<<<<

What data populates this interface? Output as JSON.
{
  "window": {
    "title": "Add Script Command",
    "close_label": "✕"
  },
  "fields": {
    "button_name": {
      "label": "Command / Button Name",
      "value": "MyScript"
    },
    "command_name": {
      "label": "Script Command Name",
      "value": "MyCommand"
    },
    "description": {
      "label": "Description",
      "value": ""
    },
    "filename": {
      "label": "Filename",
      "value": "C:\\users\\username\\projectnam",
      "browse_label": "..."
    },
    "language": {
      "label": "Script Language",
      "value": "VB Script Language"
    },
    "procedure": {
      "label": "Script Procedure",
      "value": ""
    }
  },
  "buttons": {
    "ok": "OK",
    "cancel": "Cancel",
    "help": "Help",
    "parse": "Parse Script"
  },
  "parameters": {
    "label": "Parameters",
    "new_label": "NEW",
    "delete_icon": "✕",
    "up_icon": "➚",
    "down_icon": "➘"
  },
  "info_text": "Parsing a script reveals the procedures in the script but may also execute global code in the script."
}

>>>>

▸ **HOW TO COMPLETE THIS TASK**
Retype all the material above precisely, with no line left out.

▸ **OUTPUT OF THE TASK**
What data populates this interface? Output as JSON.
{
  "window": {
    "title": "Add Script Command",
    "close_label": "✕"
  },
  "fields": {
    "button_name": {
      "label": "Command / Button Name",
      "value": "MyScript"
    },
    "command_name": {
      "label": "Script Command Name",
      "value": "MyCommand"
    },
    "description": {
      "label": "Description",
      "value": ""
    },
    "filename": {
      "label": "Filename",
      "value": "C:\\users\\username\\projectnam",
      "browse_label": "..."
    },
    "language": {
      "label": "Script Language",
      "value": "VB Script Language"
    },
    "procedure": {
      "label": "Script Procedure",
      "value": ""
    }
  },
  "buttons": {
    "ok": "OK",
    "cancel": "Cancel",
    "help": "Help",
    "parse": "Parse Script"
  },
  "parameters": {
    "label": "Parameters",
    "new_label": "NEW",
    "delete_icon": "✕",
    "up_icon": "➚",
    "down_icon": "➘"
  },
  "info_text": "Parsing a script reveals the procedures in the script but may also execute global code in the script."
}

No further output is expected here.